Israeli combat troops and soldiers in training will no longer have to wear face masks when they are in open areas beginning this week, as part of a new Health Ministry-approved pilot program, the Israel Defense Forces said Sunday.
This trial was scheduled to last three months and comes as the military boasts of a more than 80 percent vaccination rate and a precipitous drop in the number of active coronavirus cases in its ranks.
The IDF said after three months, the mask exemption will be reviewed and may then be extended.
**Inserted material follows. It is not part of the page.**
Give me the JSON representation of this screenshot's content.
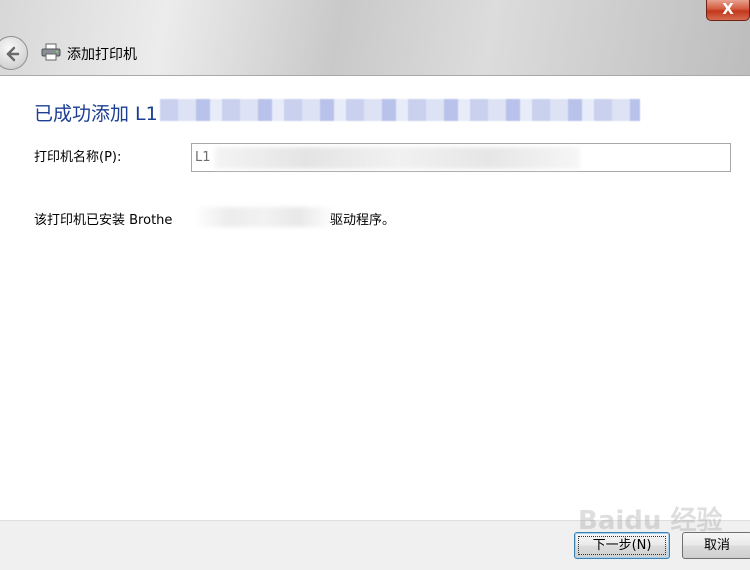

The pilot program appears to be a first step in ending the government’s requirement for all citizens to wear masks at all times in public.
In a statement, the Health Ministry said the trial would only be offered to units that have at least a 90% rate of soldiers who have either had the disease and recovered or who received their second dose of the vaccine more than one week ago.
The ministry added that the IDF is required to track the health of all those taking part in the program and submit weekly reports on any illnesses or outbreaks in the units.
This mask exemption, which was scheduled to begin Monday, will only be in place when soldiers are taking part in training exercises or are otherwise outside. When the troops are indoors they will again have to don face masks and maintain social distancing, the military said.
Earlier on Sunday, the IDF said that there were 32 soldiers, officers or military employees who were currently diagnosed with the coronavirus, all of them with light symptoms. In addition, 255 troops were in quarantine. These figures represented a nearly tenfold drop in the past month and were the lowest numbers of active cases in the IDF in almost a year. This dramatic improvement in the number of active cases came weeks after the military declared that it had achieved “herd immunity” after upwards of 85% of troops had either been vaccinated or recovered from the coronavirus, giving them the antibodies needed to prevent further infections.
Herd immunity or community immunity is achieved when a sufficiently large portion of a given population is protected against a disease that it is no longer able to spread widely within that group. The IDF’s claim that this had been achieved could not be independently verified. It was not immediately clear how the military’s significant interaction with Israeli civilians would potentially impact this herd immunity.
Since the outbreak of the virus last year, the IDF has maintained that its operational capabilities have not been significantly affected by the disease. However, the pandemic has impacted the military’s ability to hold exercises normally, forcing units to scale back or even cancel some of their drills in some cases.
The military launched its vaccination campaign in early January, and after five weeks three-quarters of all IDF soldiers had received at least one dose of the vaccine.
Soldiers were not explicitly compelled to receive the vaccine — this was found to be legally problematic — but were heavily encouraged and incentivized to be immunized. In order to vaccinate troops throughout the country, the IDF set up vaccination centers at various bases and traveled directly to specific units in some cases.
According to the IDF, a small percentage of troops have refused to be inoculated. Some of those are women in the early stages of pregnancy, while others are acting out of ideological or political motivations, according to the IDF’s chief medical officer, Brig. Gen. Alon Glasberg.
“But the number of people who refuse or don’t want to get vaccinated is getting smaller every day,” he said last month.